[WHAT IS EXPECTED] Show each line of the entries below in which the word "make" appears.

== Segment start ==

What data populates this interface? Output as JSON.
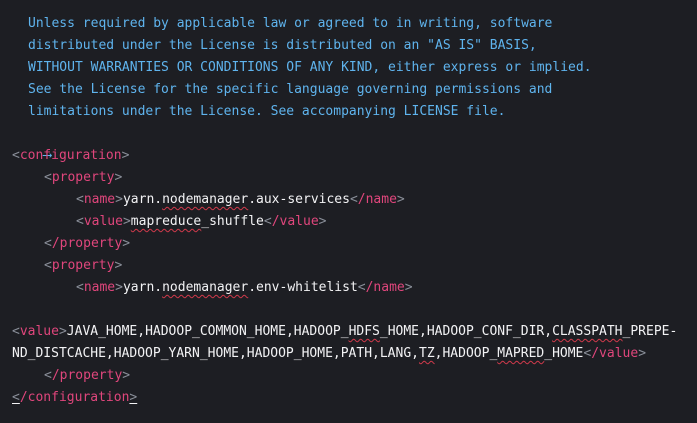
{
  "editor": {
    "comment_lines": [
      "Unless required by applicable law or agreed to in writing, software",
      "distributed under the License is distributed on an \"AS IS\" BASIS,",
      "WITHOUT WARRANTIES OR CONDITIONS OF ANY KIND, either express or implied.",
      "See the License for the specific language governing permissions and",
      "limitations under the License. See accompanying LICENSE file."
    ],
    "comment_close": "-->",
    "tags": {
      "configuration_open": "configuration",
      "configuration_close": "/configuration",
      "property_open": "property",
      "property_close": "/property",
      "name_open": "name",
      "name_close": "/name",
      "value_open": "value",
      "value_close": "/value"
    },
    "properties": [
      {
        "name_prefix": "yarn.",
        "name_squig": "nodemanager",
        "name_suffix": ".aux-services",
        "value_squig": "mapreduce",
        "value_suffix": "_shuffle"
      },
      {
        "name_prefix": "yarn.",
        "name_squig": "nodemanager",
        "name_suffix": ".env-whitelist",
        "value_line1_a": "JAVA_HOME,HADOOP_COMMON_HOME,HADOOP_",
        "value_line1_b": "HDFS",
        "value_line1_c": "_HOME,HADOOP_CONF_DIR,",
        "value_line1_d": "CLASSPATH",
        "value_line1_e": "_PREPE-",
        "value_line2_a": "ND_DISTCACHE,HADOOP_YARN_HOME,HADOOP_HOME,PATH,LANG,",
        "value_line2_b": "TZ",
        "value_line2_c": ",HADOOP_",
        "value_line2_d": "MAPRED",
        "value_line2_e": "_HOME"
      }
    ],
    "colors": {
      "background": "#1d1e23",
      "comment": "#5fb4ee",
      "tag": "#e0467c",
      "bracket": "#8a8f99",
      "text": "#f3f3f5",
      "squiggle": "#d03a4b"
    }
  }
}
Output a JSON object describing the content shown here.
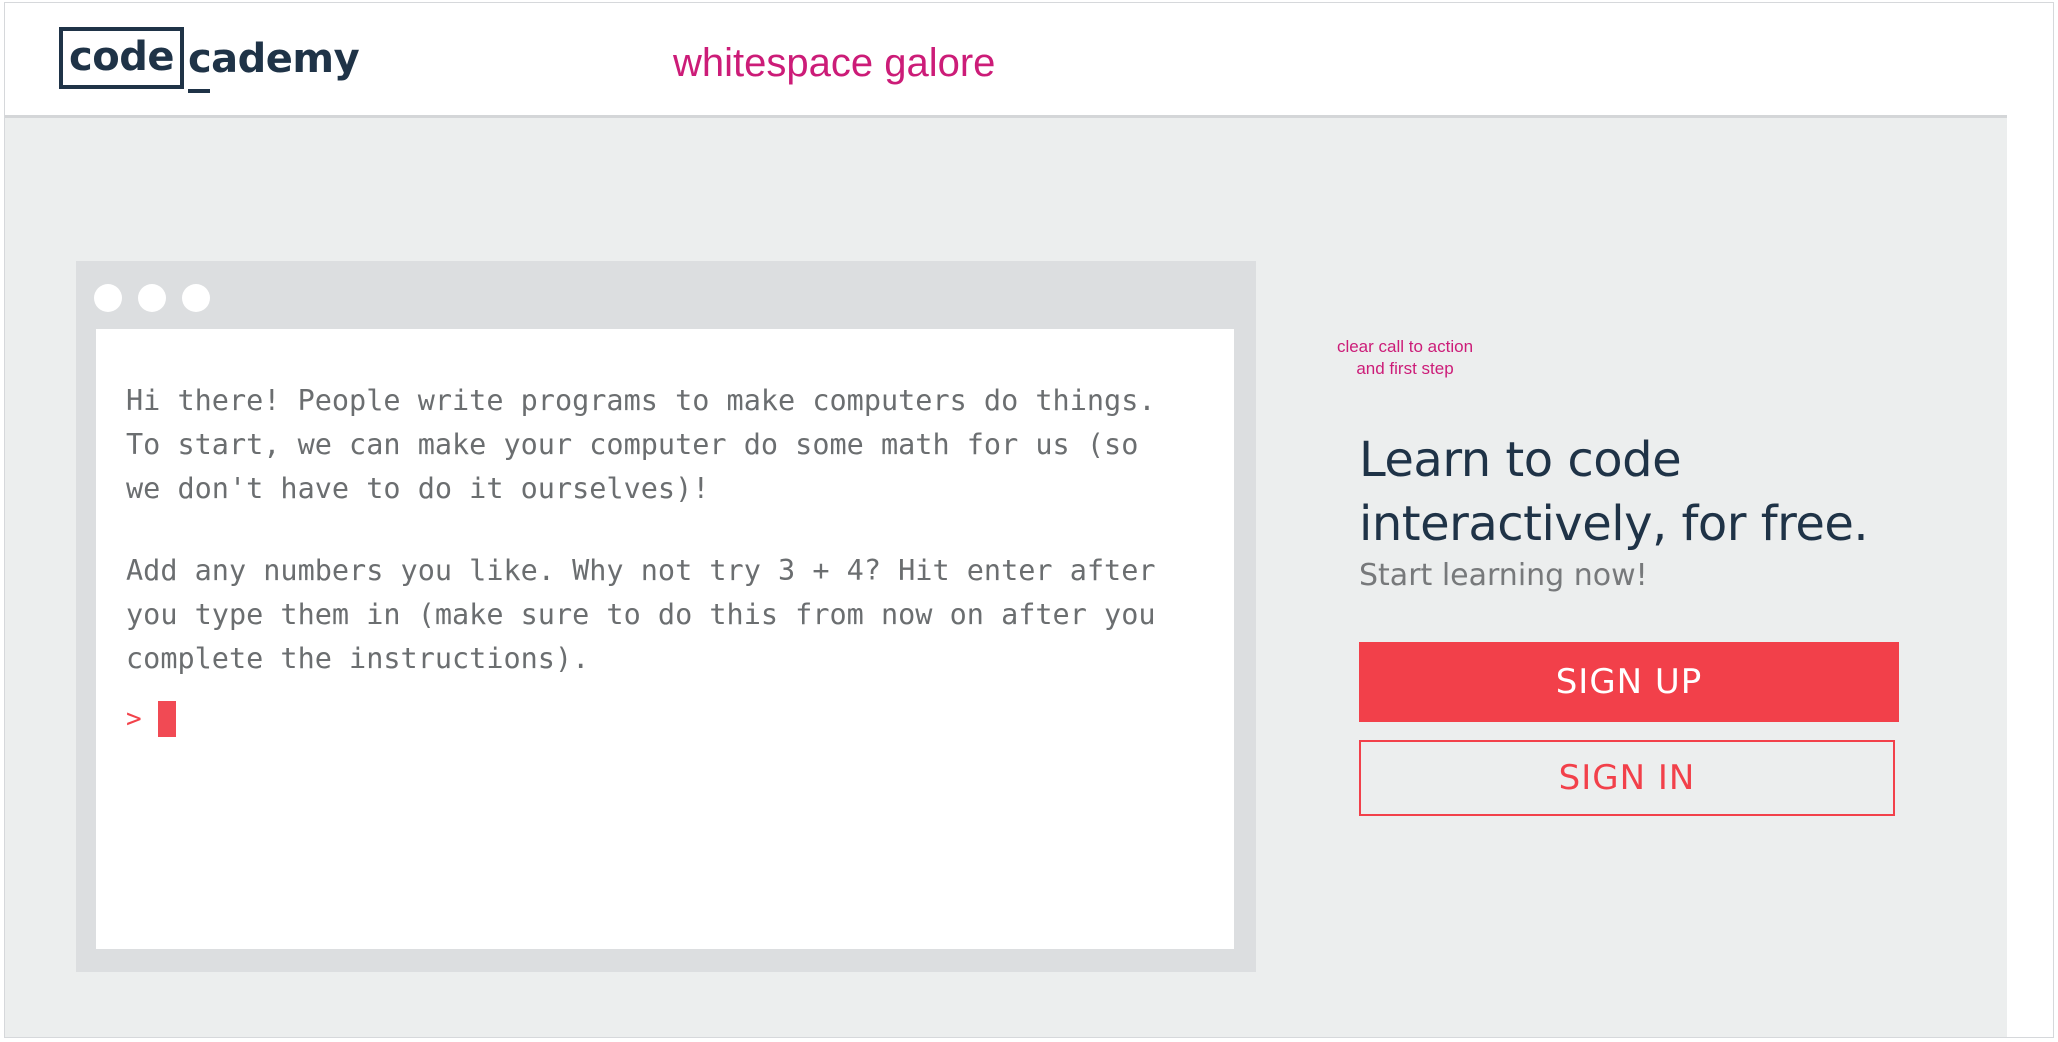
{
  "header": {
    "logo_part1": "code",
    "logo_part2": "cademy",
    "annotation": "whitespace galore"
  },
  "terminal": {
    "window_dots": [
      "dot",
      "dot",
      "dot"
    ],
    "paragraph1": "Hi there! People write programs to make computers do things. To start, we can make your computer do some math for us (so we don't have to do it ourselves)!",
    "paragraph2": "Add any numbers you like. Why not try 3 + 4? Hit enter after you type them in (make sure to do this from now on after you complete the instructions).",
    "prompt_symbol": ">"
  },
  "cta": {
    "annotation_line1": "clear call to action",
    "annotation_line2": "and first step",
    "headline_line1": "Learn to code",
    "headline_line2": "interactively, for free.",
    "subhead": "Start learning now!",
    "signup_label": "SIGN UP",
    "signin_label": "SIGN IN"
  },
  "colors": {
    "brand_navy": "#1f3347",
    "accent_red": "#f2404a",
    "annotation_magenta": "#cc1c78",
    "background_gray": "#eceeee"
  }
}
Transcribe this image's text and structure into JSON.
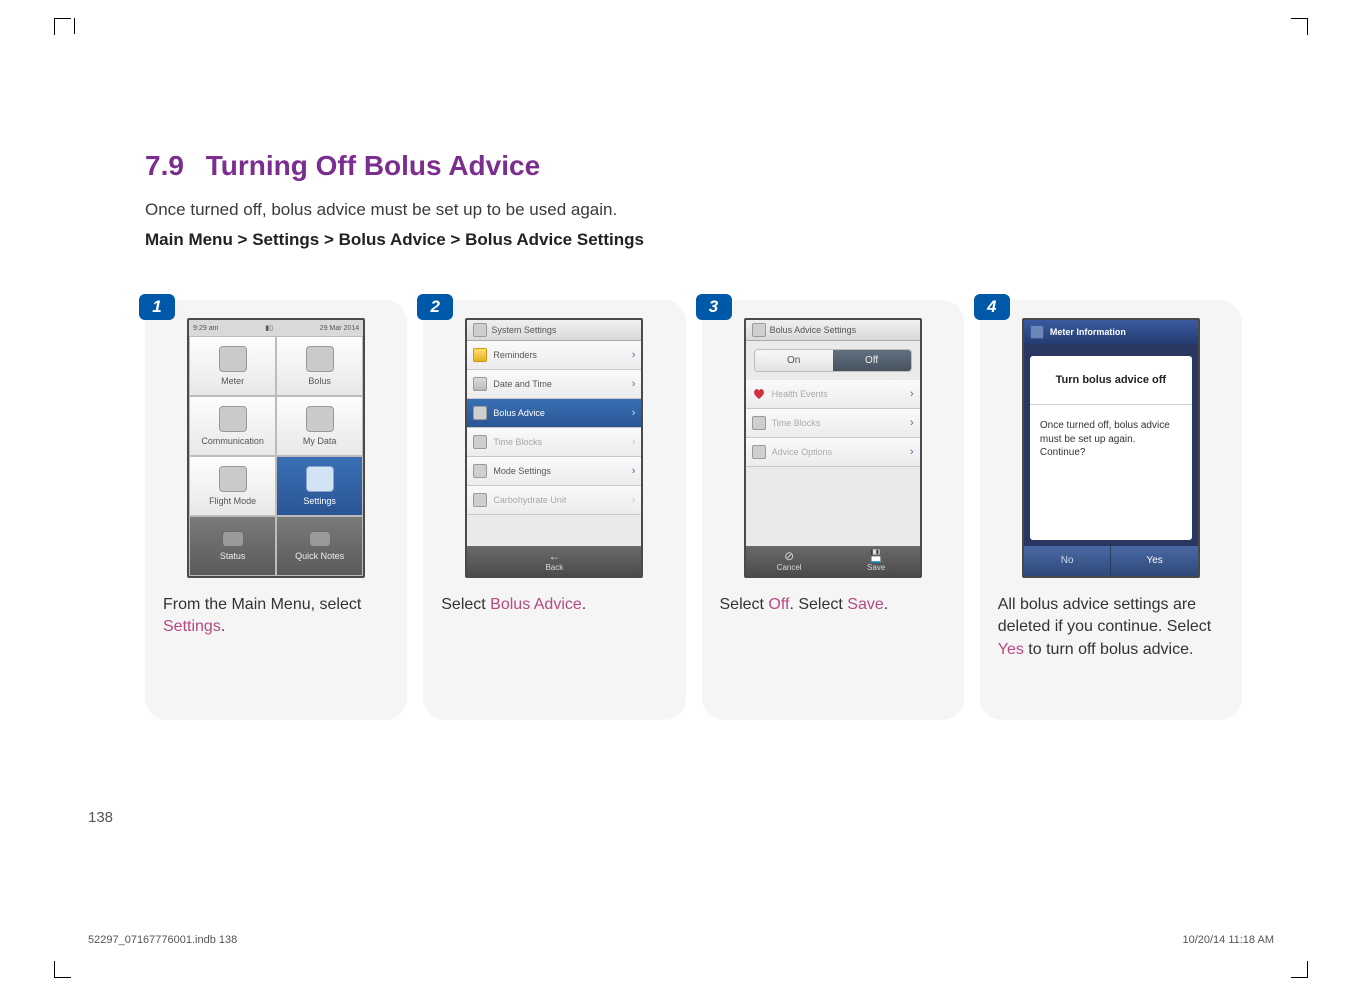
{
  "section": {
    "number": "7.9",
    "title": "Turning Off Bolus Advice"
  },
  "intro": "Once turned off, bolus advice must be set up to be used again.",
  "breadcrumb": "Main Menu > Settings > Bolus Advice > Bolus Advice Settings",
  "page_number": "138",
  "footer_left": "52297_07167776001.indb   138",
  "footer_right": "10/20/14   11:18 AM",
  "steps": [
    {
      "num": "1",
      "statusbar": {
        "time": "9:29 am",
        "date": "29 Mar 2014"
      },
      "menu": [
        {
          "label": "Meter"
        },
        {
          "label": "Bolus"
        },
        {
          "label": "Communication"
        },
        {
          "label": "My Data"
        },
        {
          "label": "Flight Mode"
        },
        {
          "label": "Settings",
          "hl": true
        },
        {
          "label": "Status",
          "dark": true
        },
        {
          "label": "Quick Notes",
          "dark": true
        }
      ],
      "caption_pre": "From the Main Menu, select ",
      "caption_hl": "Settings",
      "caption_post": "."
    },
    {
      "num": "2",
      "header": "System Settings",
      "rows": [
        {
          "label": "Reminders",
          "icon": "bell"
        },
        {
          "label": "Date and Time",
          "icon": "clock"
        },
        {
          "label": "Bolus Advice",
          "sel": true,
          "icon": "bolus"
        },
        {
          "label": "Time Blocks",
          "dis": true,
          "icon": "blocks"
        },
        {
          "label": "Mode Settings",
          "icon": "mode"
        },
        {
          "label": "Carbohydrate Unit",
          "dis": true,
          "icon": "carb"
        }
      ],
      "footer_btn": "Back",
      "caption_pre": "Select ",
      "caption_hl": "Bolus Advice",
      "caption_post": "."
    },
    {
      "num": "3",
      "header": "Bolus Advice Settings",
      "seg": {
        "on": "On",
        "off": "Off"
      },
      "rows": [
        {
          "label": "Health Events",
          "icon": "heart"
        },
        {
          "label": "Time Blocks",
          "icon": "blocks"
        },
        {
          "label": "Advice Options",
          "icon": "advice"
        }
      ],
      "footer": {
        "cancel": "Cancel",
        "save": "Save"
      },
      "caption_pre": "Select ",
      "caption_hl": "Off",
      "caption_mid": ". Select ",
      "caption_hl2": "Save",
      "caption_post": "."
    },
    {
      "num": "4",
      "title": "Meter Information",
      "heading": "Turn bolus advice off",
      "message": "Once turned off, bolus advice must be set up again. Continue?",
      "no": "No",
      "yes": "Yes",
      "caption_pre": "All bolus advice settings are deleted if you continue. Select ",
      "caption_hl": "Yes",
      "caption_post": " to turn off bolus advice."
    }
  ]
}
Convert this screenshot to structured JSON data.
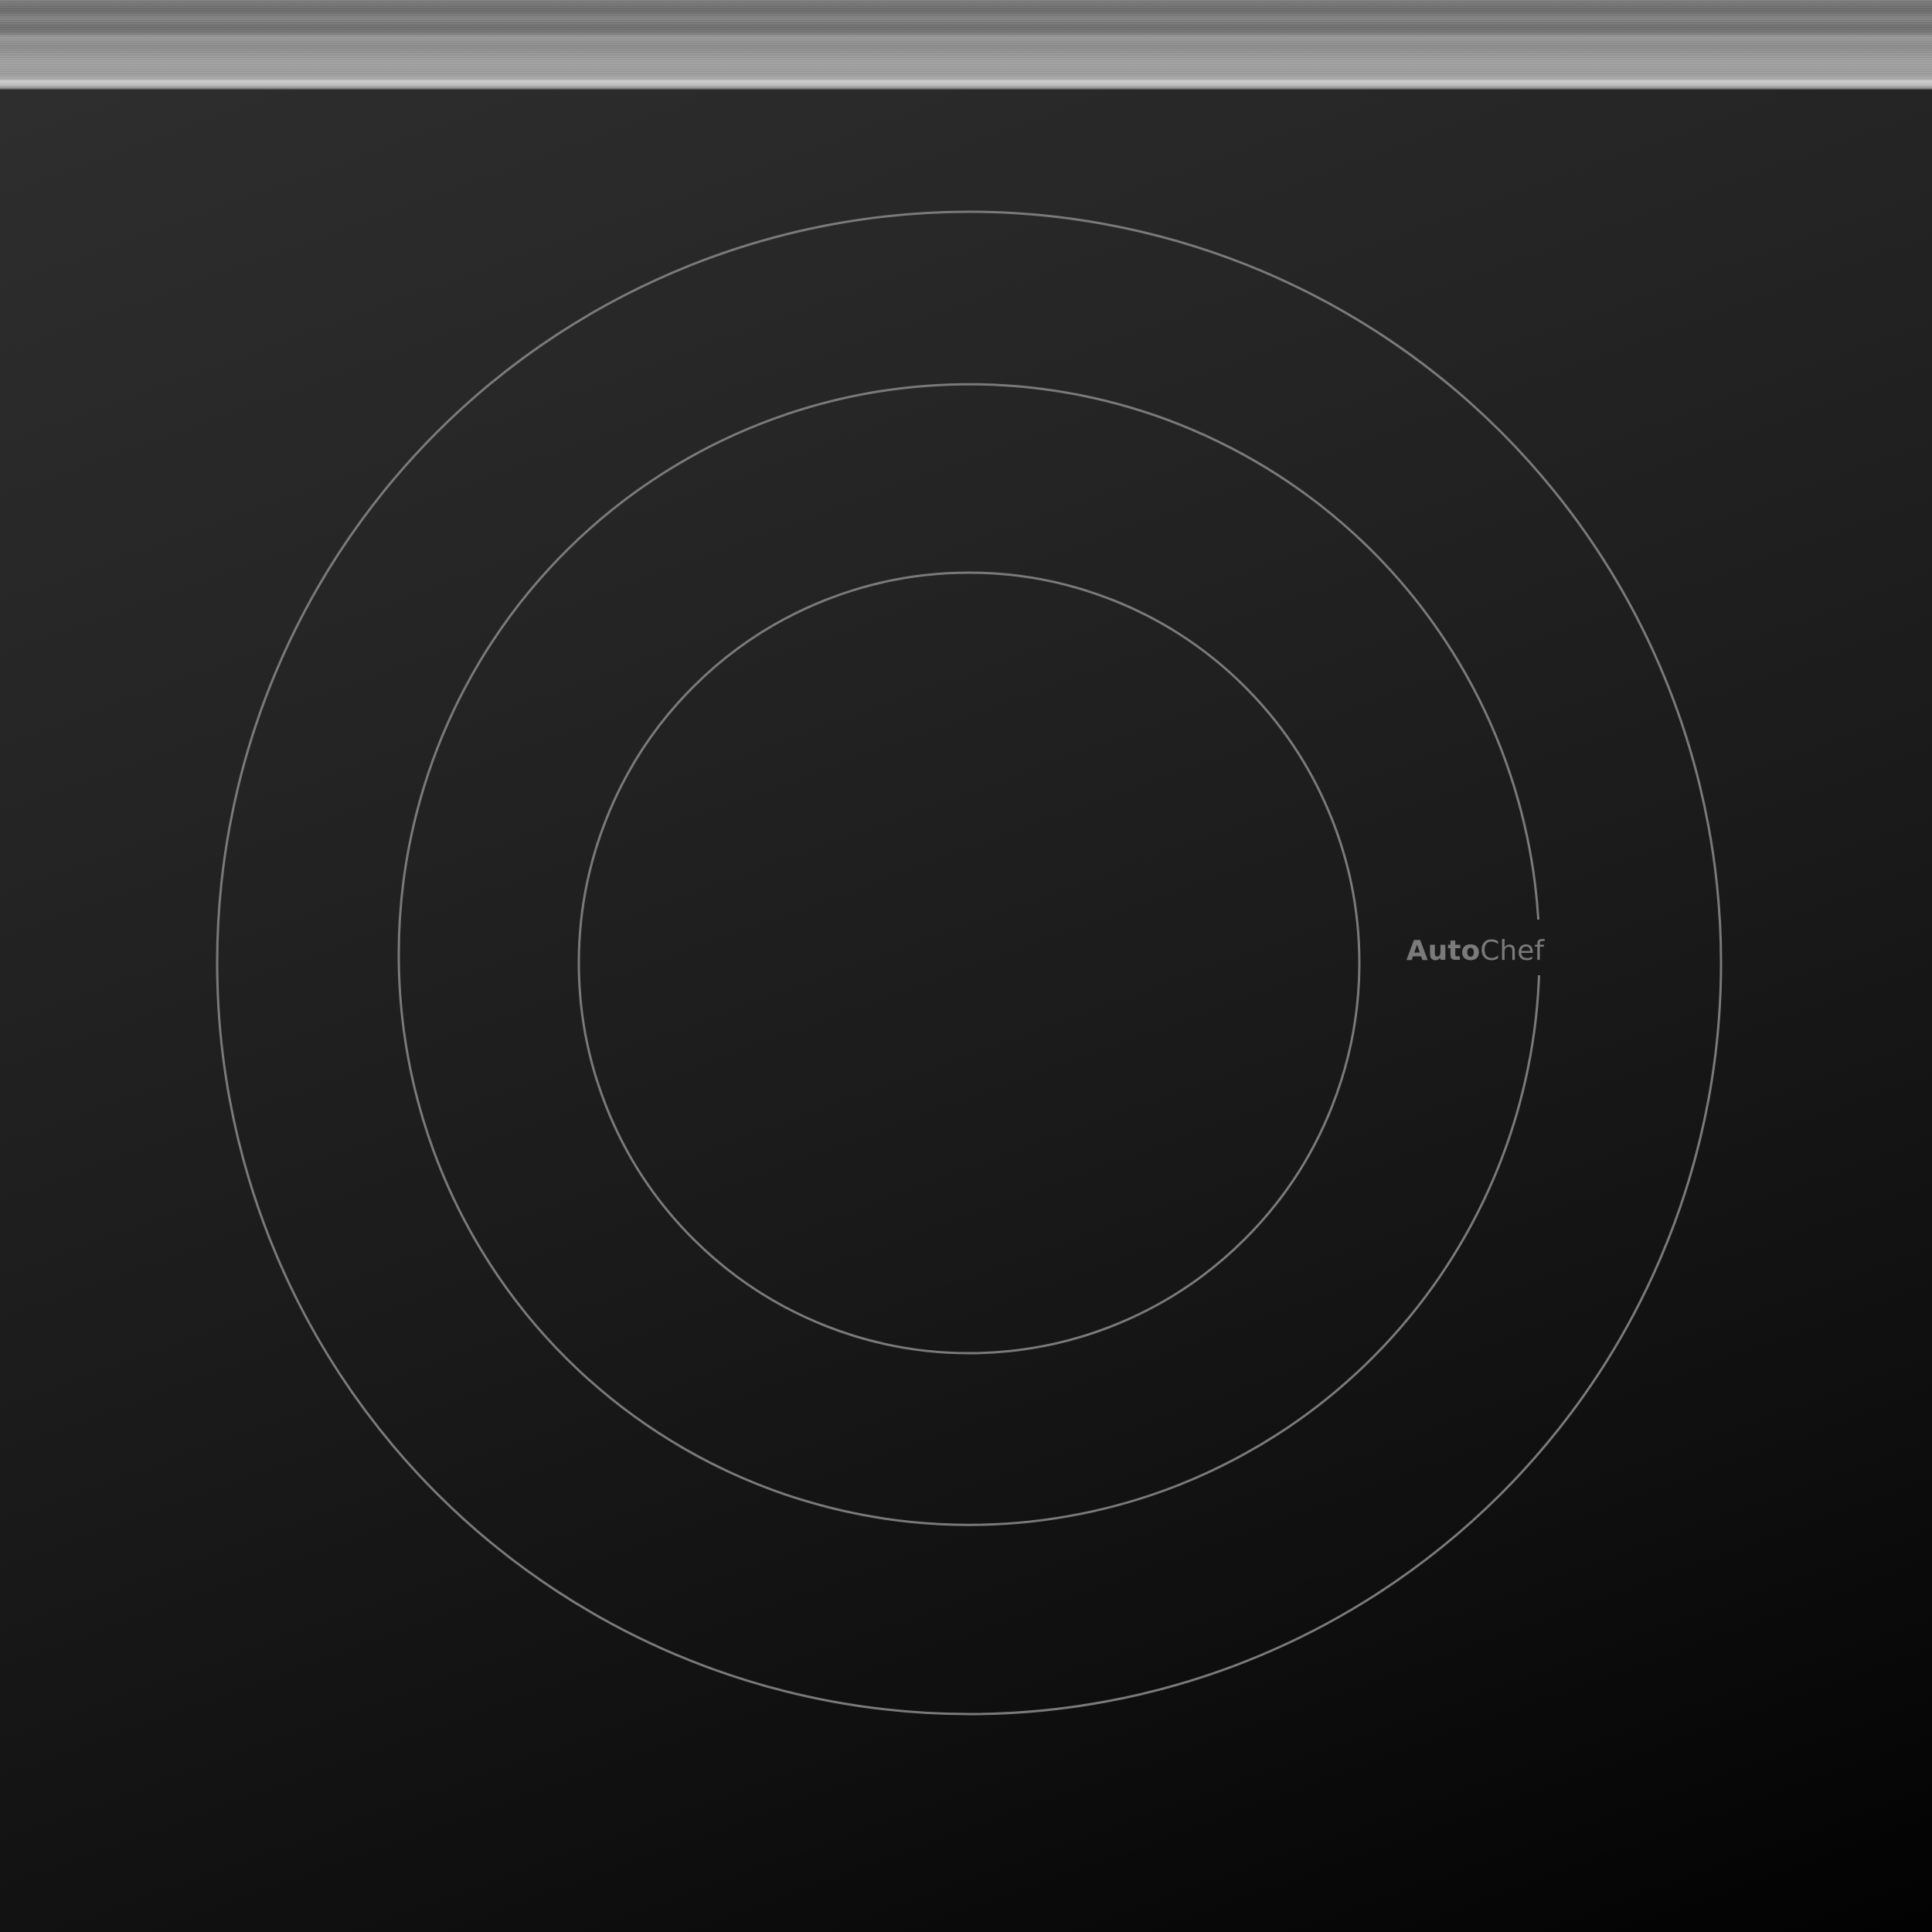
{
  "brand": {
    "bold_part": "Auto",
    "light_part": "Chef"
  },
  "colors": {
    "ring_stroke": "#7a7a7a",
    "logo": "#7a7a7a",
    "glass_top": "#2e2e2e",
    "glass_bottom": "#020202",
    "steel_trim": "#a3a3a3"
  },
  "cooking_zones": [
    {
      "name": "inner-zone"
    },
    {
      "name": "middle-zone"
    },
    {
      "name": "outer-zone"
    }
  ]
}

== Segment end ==

[TASK RESPONSE]
    "paragraph1": "Hi there! People write programs to make computers do things. To start, we can make your computer do some math for us (so we don't have to do it ourselves)!",
    "paragraph2": "Add any numbers you like. Why not try 3 + 4? Hit enter after you type them in (make sure to do this from now on after you complete the instructions).",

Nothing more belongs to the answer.